━━━ Entries supplied

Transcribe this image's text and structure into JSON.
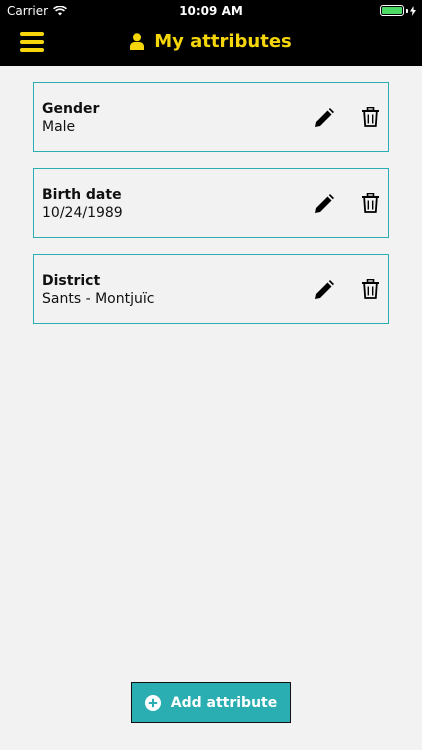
{
  "status_bar": {
    "carrier": "Carrier",
    "time": "10:09 AM",
    "battery_color": "#4cd964"
  },
  "header": {
    "title": "My attributes",
    "title_icon": "user-icon",
    "menu_icon": "hamburger-menu-icon",
    "accent_color": "#f5d60a"
  },
  "attributes": [
    {
      "label": "Gender",
      "value": "Male"
    },
    {
      "label": "Birth date",
      "value": "10/24/1989"
    },
    {
      "label": "District",
      "value": "Sants - Montjuïc"
    }
  ],
  "card_actions": {
    "edit_icon": "pencil-icon",
    "delete_icon": "trash-icon"
  },
  "footer": {
    "add_button_label": "Add attribute",
    "add_button_icon": "plus-circle-icon",
    "button_color": "#2aaeb1"
  }
}
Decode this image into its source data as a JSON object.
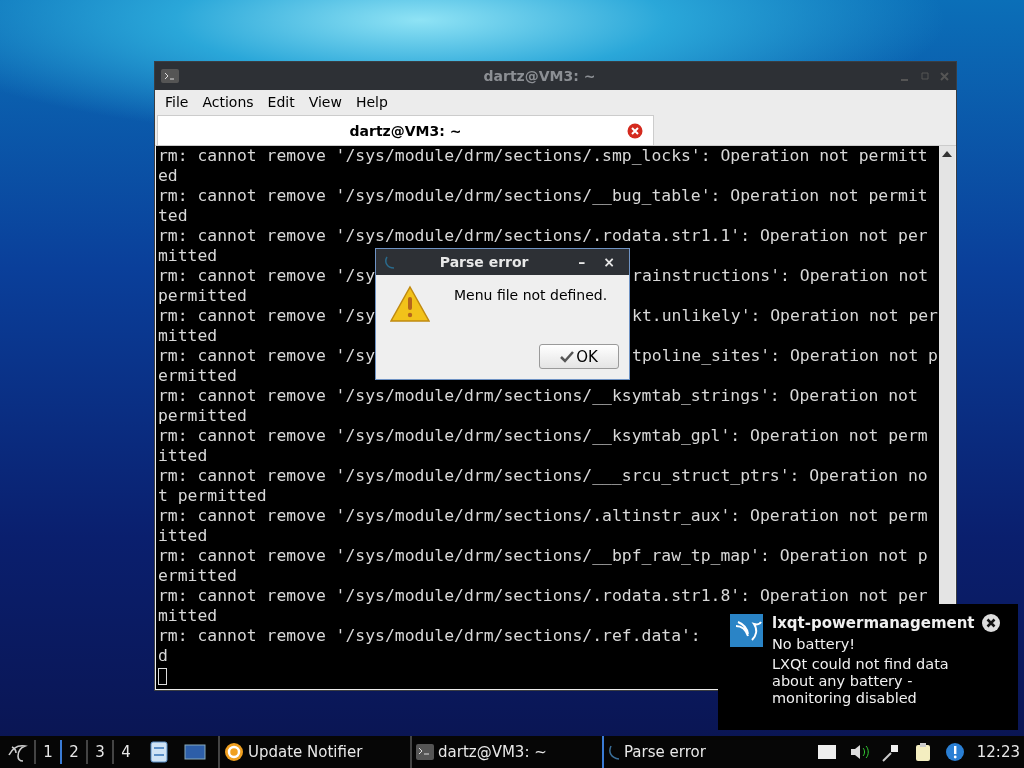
{
  "terminal_window": {
    "title": "dartz@VM3: ~",
    "menu": [
      "File",
      "Actions",
      "Edit",
      "View",
      "Help"
    ],
    "tabs": [
      {
        "label": "dartz@VM3: ~",
        "selected": true
      }
    ],
    "lines": [
      {
        "text": "rm: cannot remove '/sys/module/drm/sections/.smp_locks': Operation not permitt"
      },
      {
        "text": "ed"
      },
      {
        "text": "rm: cannot remove '/sys/module/drm/sections/__bug_table': Operation not permit"
      },
      {
        "text": "ted"
      },
      {
        "text": "rm: cannot remove '/sys/module/drm/sections/.rodata.str1.1': Operation not per"
      },
      {
        "text": "mitted"
      },
      {
        "text": "rm: cannot remove '/sy",
        "text_after": "rainstructions': Operation not "
      },
      {
        "text": "permitted"
      },
      {
        "text": "rm: cannot remove '/sy",
        "text_after": "kt.unlikely': Operation not per"
      },
      {
        "text": "mitted"
      },
      {
        "text": "rm: cannot remove '/sy",
        "text_after": "tpoline_sites': Operation not p"
      },
      {
        "text": "ermitted"
      },
      {
        "text": "rm: cannot remove '/sys/module/drm/sections/__ksymtab_strings': Operation not "
      },
      {
        "text": "permitted"
      },
      {
        "text": "rm: cannot remove '/sys/module/drm/sections/__ksymtab_gpl': Operation not perm"
      },
      {
        "text": "itted"
      },
      {
        "text": "rm: cannot remove '/sys/module/drm/sections/___srcu_struct_ptrs': Operation no"
      },
      {
        "text": "t permitted"
      },
      {
        "text": "rm: cannot remove '/sys/module/drm/sections/.altinstr_aux': Operation not perm"
      },
      {
        "text": "itted"
      },
      {
        "text": "rm: cannot remove '/sys/module/drm/sections/__bpf_raw_tp_map': Operation not p"
      },
      {
        "text": "ermitted"
      },
      {
        "text": "rm: cannot remove '/sys/module/drm/sections/.rodata.str1.8': Operation not per"
      },
      {
        "text": "mitted"
      },
      {
        "text": "rm: cannot remove '/sys/module/drm/sections/.ref.data':"
      },
      {
        "text": "d"
      }
    ]
  },
  "dialog": {
    "title": "Parse error",
    "minimize": "–",
    "close": "×",
    "message": "Menu file not defined.",
    "button": "OK"
  },
  "notification": {
    "app": "lxqt-powermanagement",
    "summary": "No battery!",
    "body": "LXQt could not find data about any battery - monitoring disabled"
  },
  "taskbar": {
    "desktops": [
      {
        "label": "1",
        "selected": false
      },
      {
        "label": "2",
        "selected": true
      },
      {
        "label": "3",
        "selected": false
      },
      {
        "label": "4",
        "selected": false
      }
    ],
    "tasks": [
      {
        "kind": "updater",
        "label": "Update Notifier",
        "selected": false
      },
      {
        "kind": "terminal",
        "label": "dartz@VM3: ~",
        "selected": false
      },
      {
        "kind": "dialog",
        "label": "Parse error",
        "selected": true
      }
    ],
    "clock": "12:23"
  }
}
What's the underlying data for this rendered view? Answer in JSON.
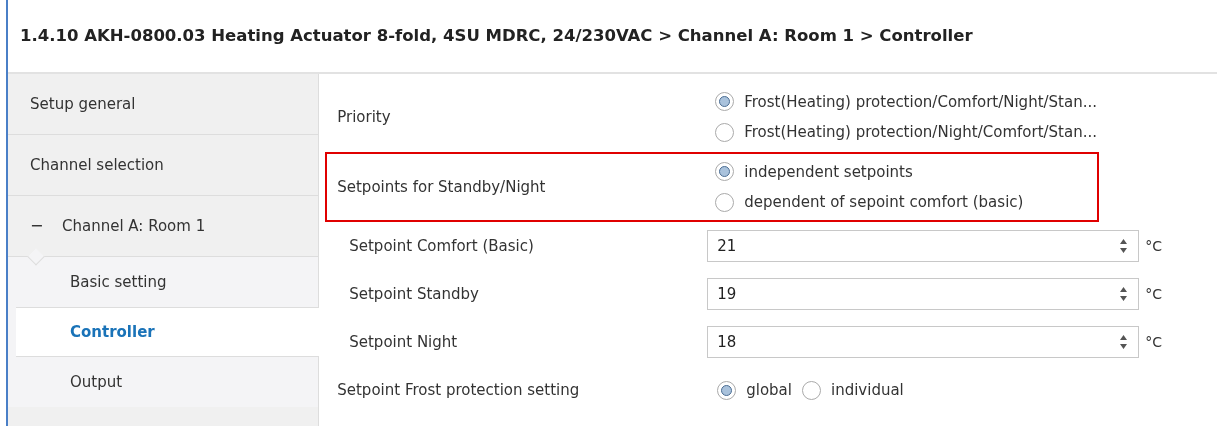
{
  "window": {
    "title": "1.4.10 AKH-0800.03 Heating Actuator 8-fold, 4SU MDRC, 24/230VAC > Channel A: Room 1 > Controller"
  },
  "sidebar": {
    "items": [
      {
        "label": "Setup general",
        "selected": false
      },
      {
        "label": "Channel selection",
        "selected": false
      },
      {
        "label": "Channel A: Room 1",
        "selected": false,
        "toggle": "−",
        "children": [
          {
            "label": "Basic setting",
            "selected": false
          },
          {
            "label": "Controller",
            "selected": true
          },
          {
            "label": "Output",
            "selected": false
          }
        ]
      }
    ]
  },
  "parameters": [
    {
      "kind": "radio",
      "label": "Priority",
      "highlighted": false,
      "options": [
        {
          "label": "Frost(Heating) protection/Comfort/Night/Stan...",
          "selected": true
        },
        {
          "label": "Frost(Heating) protection/Night/Comfort/Stan...",
          "selected": false
        }
      ]
    },
    {
      "kind": "radio",
      "label": "Setpoints for Standby/Night",
      "highlighted": true,
      "options": [
        {
          "label": "independent setpoints",
          "selected": true
        },
        {
          "label": "dependent of sepoint comfort (basic)",
          "selected": false
        }
      ]
    },
    {
      "kind": "spin",
      "label": "Setpoint Comfort (Basic)",
      "value": "21",
      "unit": "°C"
    },
    {
      "kind": "spin",
      "label": "Setpoint Standby",
      "value": "19",
      "unit": "°C"
    },
    {
      "kind": "spin",
      "label": "Setpoint Night",
      "value": "18",
      "unit": "°C"
    },
    {
      "kind": "radio-inline",
      "label": "Setpoint Frost protection setting",
      "options": [
        {
          "label": "global",
          "selected": true
        },
        {
          "label": "individual",
          "selected": false
        }
      ]
    }
  ]
}
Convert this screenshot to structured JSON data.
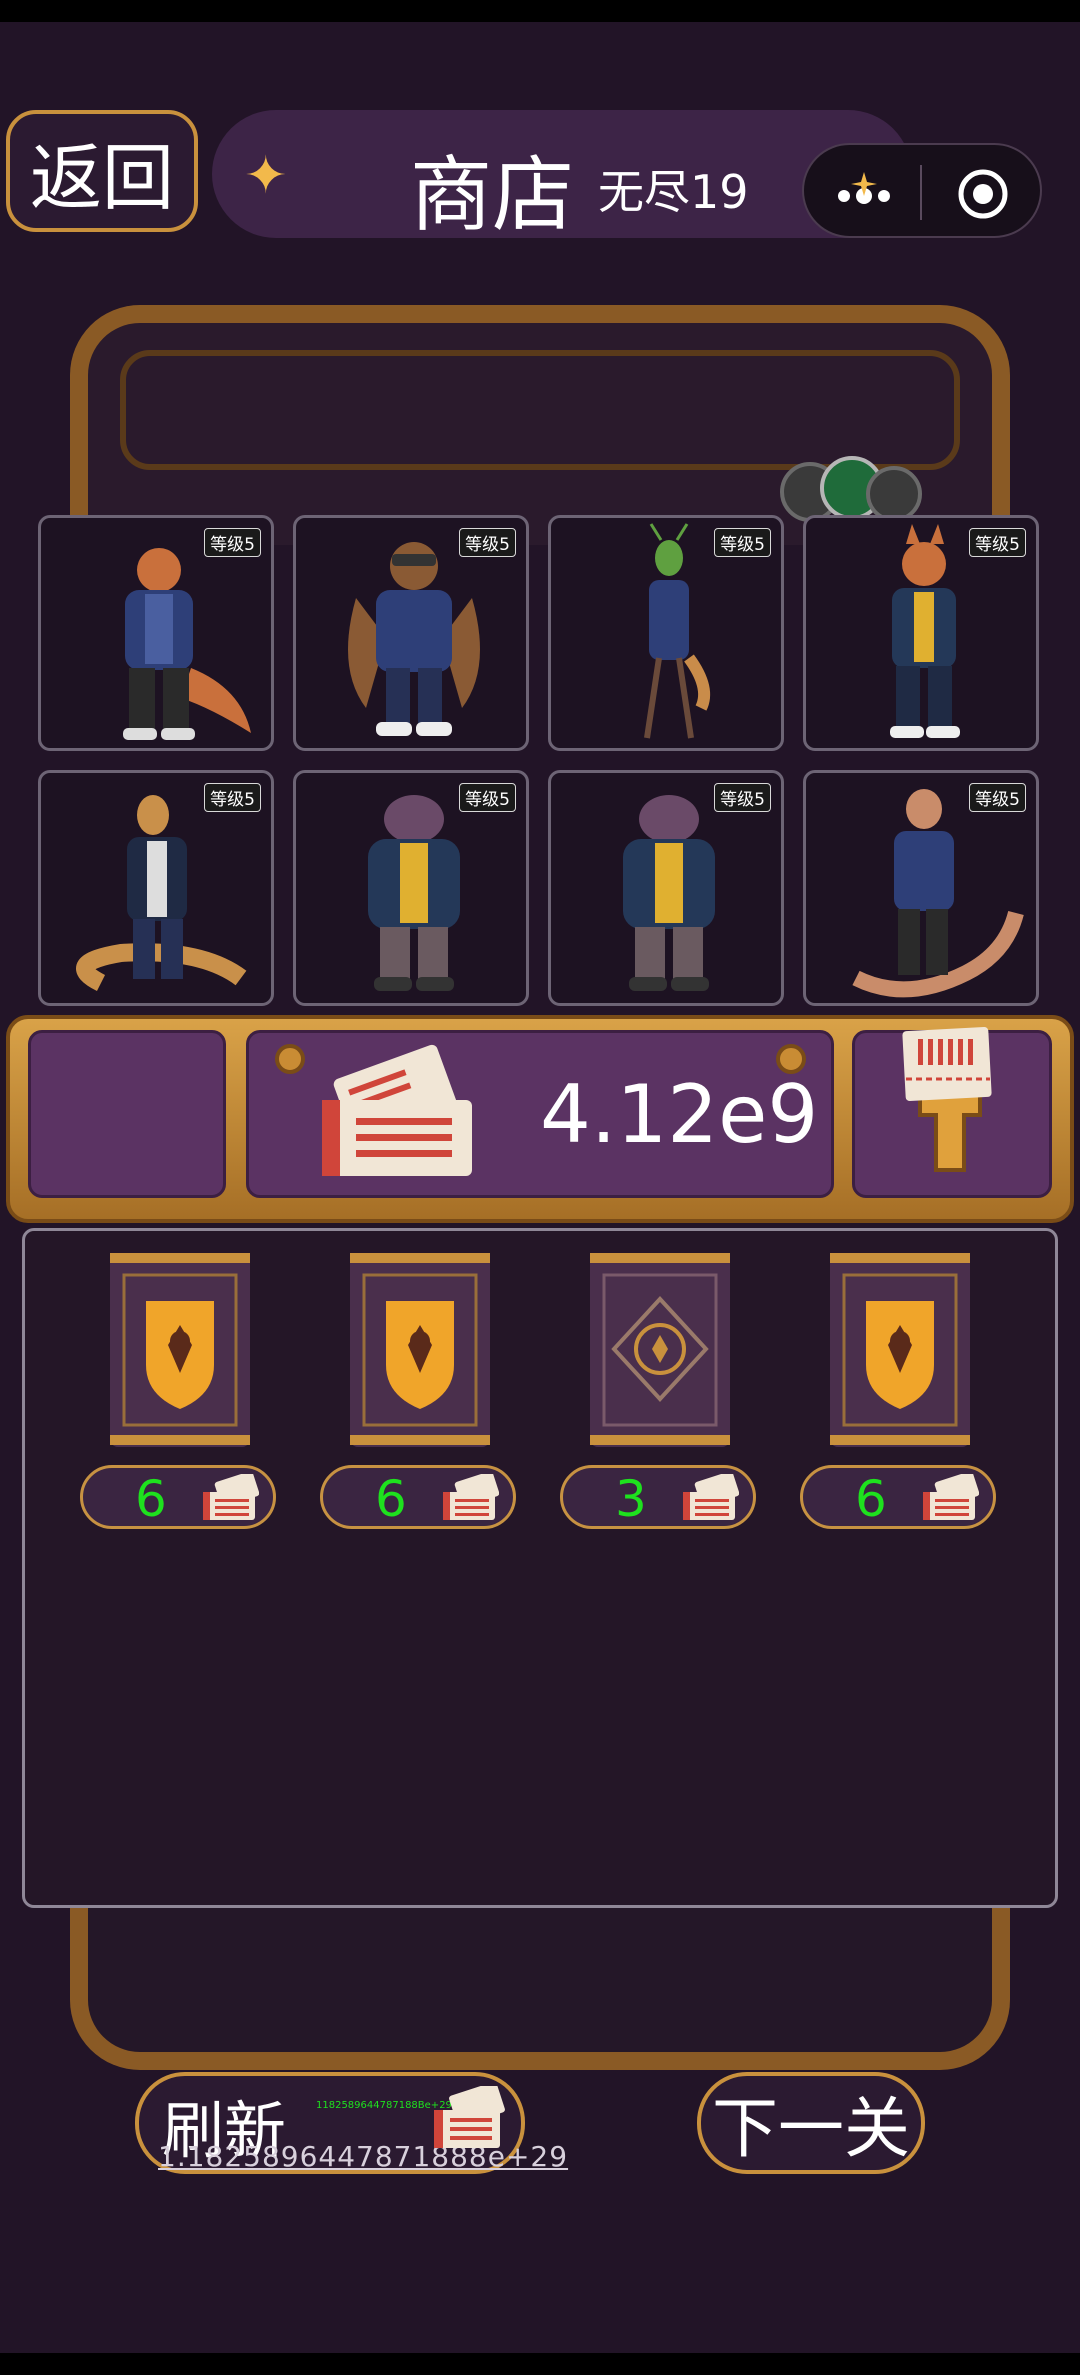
{
  "header": {
    "back_label": "返回",
    "title": "商店",
    "subtitle": "无尽19"
  },
  "characters": [
    {
      "level": "等级5",
      "icon": "dragon-character"
    },
    {
      "level": "等级5",
      "icon": "eagle-character"
    },
    {
      "level": "等级5",
      "icon": "mantis-character"
    },
    {
      "level": "等级5",
      "icon": "fox-character"
    },
    {
      "level": "等级5",
      "icon": "snake-character"
    },
    {
      "level": "等级5",
      "icon": "hippo-character"
    },
    {
      "level": "等级5",
      "icon": "hippo-character"
    },
    {
      "level": "等级5",
      "icon": "cobra-character"
    }
  ],
  "currency": {
    "value": "4.12e9",
    "icon": "ticket-icon"
  },
  "shop_items": [
    {
      "price": "6",
      "style": "gold"
    },
    {
      "price": "6",
      "style": "gold"
    },
    {
      "price": "3",
      "style": "purple"
    },
    {
      "price": "6",
      "style": "gold"
    }
  ],
  "footer": {
    "refresh_label": "刷新",
    "refresh_cost_small": "1182589644787188Be+29",
    "refresh_cost": "1.1825896447871888e+29",
    "next_label": "下一关"
  },
  "colors": {
    "background": "#221427",
    "accent_gold": "#c9913d",
    "price_green": "#1ee11e"
  }
}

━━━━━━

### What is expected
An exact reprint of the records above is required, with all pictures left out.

### Solution to this task
Transcribe this image's text and structure into JSON.
{
  "status_bar": {
    "carrier": "Carrier",
    "time": "10:09 AM",
    "battery_color": "#4cd964"
  },
  "header": {
    "title": "My attributes",
    "title_icon": "user-icon",
    "menu_icon": "hamburger-menu-icon",
    "accent_color": "#f5d60a"
  },
  "attributes": [
    {
      "label": "Gender",
      "value": "Male"
    },
    {
      "label": "Birth date",
      "value": "10/24/1989"
    },
    {
      "label": "District",
      "value": "Sants - Montjuïc"
    }
  ],
  "card_actions": {
    "edit_icon": "pencil-icon",
    "delete_icon": "trash-icon"
  },
  "footer": {
    "add_button_label": "Add attribute",
    "add_button_icon": "plus-circle-icon",
    "button_color": "#2aaeb1"
  }
}
Decode this image into its source data as a JSON object.
{
  "terminal_window": {
    "title": "dartz@VM3: ~",
    "menu": [
      "File",
      "Actions",
      "Edit",
      "View",
      "Help"
    ],
    "tabs": [
      {
        "label": "dartz@VM3: ~",
        "selected": true
      }
    ],
    "lines": [
      {
        "text": "rm: cannot remove '/sys/module/drm/sections/.smp_locks': Operation not permitt"
      },
      {
        "text": "ed"
      },
      {
        "text": "rm: cannot remove '/sys/module/drm/sections/__bug_table': Operation not permit"
      },
      {
        "text": "ted"
      },
      {
        "text": "rm: cannot remove '/sys/module/drm/sections/.rodata.str1.1': Operation not per"
      },
      {
        "text": "mitted"
      },
      {
        "text": "rm: cannot remove '/sy",
        "text_after": "rainstructions': Operation not "
      },
      {
        "text": "permitted"
      },
      {
        "text": "rm: cannot remove '/sy",
        "text_after": "kt.unlikely': Operation not per"
      },
      {
        "text": "mitted"
      },
      {
        "text": "rm: cannot remove '/sy",
        "text_after": "tpoline_sites': Operation not p"
      },
      {
        "text": "ermitted"
      },
      {
        "text": "rm: cannot remove '/sys/module/drm/sections/__ksymtab_strings': Operation not "
      },
      {
        "text": "permitted"
      },
      {
        "text": "rm: cannot remove '/sys/module/drm/sections/__ksymtab_gpl': Operation not perm"
      },
      {
        "text": "itted"
      },
      {
        "text": "rm: cannot remove '/sys/module/drm/sections/___srcu_struct_ptrs': Operation no"
      },
      {
        "text": "t permitted"
      },
      {
        "text": "rm: cannot remove '/sys/module/drm/sections/.altinstr_aux': Operation not perm"
      },
      {
        "text": "itted"
      },
      {
        "text": "rm: cannot remove '/sys/module/drm/sections/__bpf_raw_tp_map': Operation not p"
      },
      {
        "text": "ermitted"
      },
      {
        "text": "rm: cannot remove '/sys/module/drm/sections/.rodata.str1.8': Operation not per"
      },
      {
        "text": "mitted"
      },
      {
        "text": "rm: cannot remove '/sys/module/drm/sections/.ref.data':"
      },
      {
        "text": "d"
      }
    ]
  },
  "dialog": {
    "title": "Parse error",
    "minimize": "–",
    "close": "×",
    "message": "Menu file not defined.",
    "button": "OK"
  },
  "notification": {
    "app": "lxqt-powermanagement",
    "summary": "No battery!",
    "body": "LXQt could not find data about any battery - monitoring disabled"
  },
  "taskbar": {
    "desktops": [
      {
        "label": "1",
        "selected": false
      },
      {
        "label": "2",
        "selected": true
      },
      {
        "label": "3",
        "selected": false
      },
      {
        "label": "4",
        "selected": false
      }
    ],
    "tasks": [
      {
        "kind": "updater",
        "label": "Update Notifier",
        "selected": false
      },
      {
        "kind": "terminal",
        "label": "dartz@VM3: ~",
        "selected": false
      },
      {
        "kind": "dialog",
        "label": "Parse error",
        "selected": true
      }
    ],
    "clock": "12:23"
  }
}
What's the underlying data for this rendered view? Answer in JSON.
{
  "window": {
    "title": "1.4.10 AKH-0800.03 Heating Actuator 8-fold, 4SU MDRC, 24/230VAC > Channel A: Room 1 > Controller"
  },
  "sidebar": {
    "items": [
      {
        "label": "Setup general",
        "selected": false
      },
      {
        "label": "Channel selection",
        "selected": false
      },
      {
        "label": "Channel A: Room 1",
        "selected": false,
        "toggle": "−",
        "children": [
          {
            "label": "Basic setting",
            "selected": false
          },
          {
            "label": "Controller",
            "selected": true
          },
          {
            "label": "Output",
            "selected": false
          }
        ]
      }
    ]
  },
  "parameters": [
    {
      "kind": "radio",
      "label": "Priority",
      "highlighted": false,
      "options": [
        {
          "label": "Frost(Heating) protection/Comfort/Night/Stan...",
          "selected": true
        },
        {
          "label": "Frost(Heating) protection/Night/Comfort/Stan...",
          "selected": false
        }
      ]
    },
    {
      "kind": "radio",
      "label": "Setpoints for Standby/Night",
      "highlighted": true,
      "options": [
        {
          "label": "independent setpoints",
          "selected": true
        },
        {
          "label": "dependent of sepoint comfort (basic)",
          "selected": false
        }
      ]
    },
    {
      "kind": "spin",
      "label": "Setpoint Comfort (Basic)",
      "value": "21",
      "unit": "°C"
    },
    {
      "kind": "spin",
      "label": "Setpoint Standby",
      "value": "19",
      "unit": "°C"
    },
    {
      "kind": "spin",
      "label": "Setpoint Night",
      "value": "18",
      "unit": "°C"
    },
    {
      "kind": "radio-inline",
      "label": "Setpoint Frost protection setting",
      "options": [
        {
          "label": "global",
          "selected": true
        },
        {
          "label": "individual",
          "selected": false
        }
      ]
    }
  ]
}
Convert this screenshot to structured JSON data.
{
  "header": {
    "back_label": "返回",
    "title": "商店",
    "subtitle": "无尽19"
  },
  "characters": [
    {
      "level": "等级5",
      "icon": "dragon-character"
    },
    {
      "level": "等级5",
      "icon": "eagle-character"
    },
    {
      "level": "等级5",
      "icon": "mantis-character"
    },
    {
      "level": "等级5",
      "icon": "fox-character"
    },
    {
      "level": "等级5",
      "icon": "snake-character"
    },
    {
      "level": "等级5",
      "icon": "hippo-character"
    },
    {
      "level": "等级5",
      "icon": "hippo-character"
    },
    {
      "level": "等级5",
      "icon": "cobra-character"
    }
  ],
  "currency": {
    "value": "4.12e9",
    "icon": "ticket-icon"
  },
  "shop_items": [
    {
      "price": "6",
      "style": "gold"
    },
    {
      "price": "6",
      "style": "gold"
    },
    {
      "price": "3",
      "style": "purple"
    },
    {
      "price": "6",
      "style": "gold"
    }
  ],
  "footer": {
    "refresh_label": "刷新",
    "refresh_cost_small": "1182589644787188Be+29",
    "refresh_cost": "1.1825896447871888e+29",
    "next_label": "下一关"
  },
  "colors": {
    "background": "#221427",
    "accent_gold": "#c9913d",
    "price_green": "#1ee11e"
  }
}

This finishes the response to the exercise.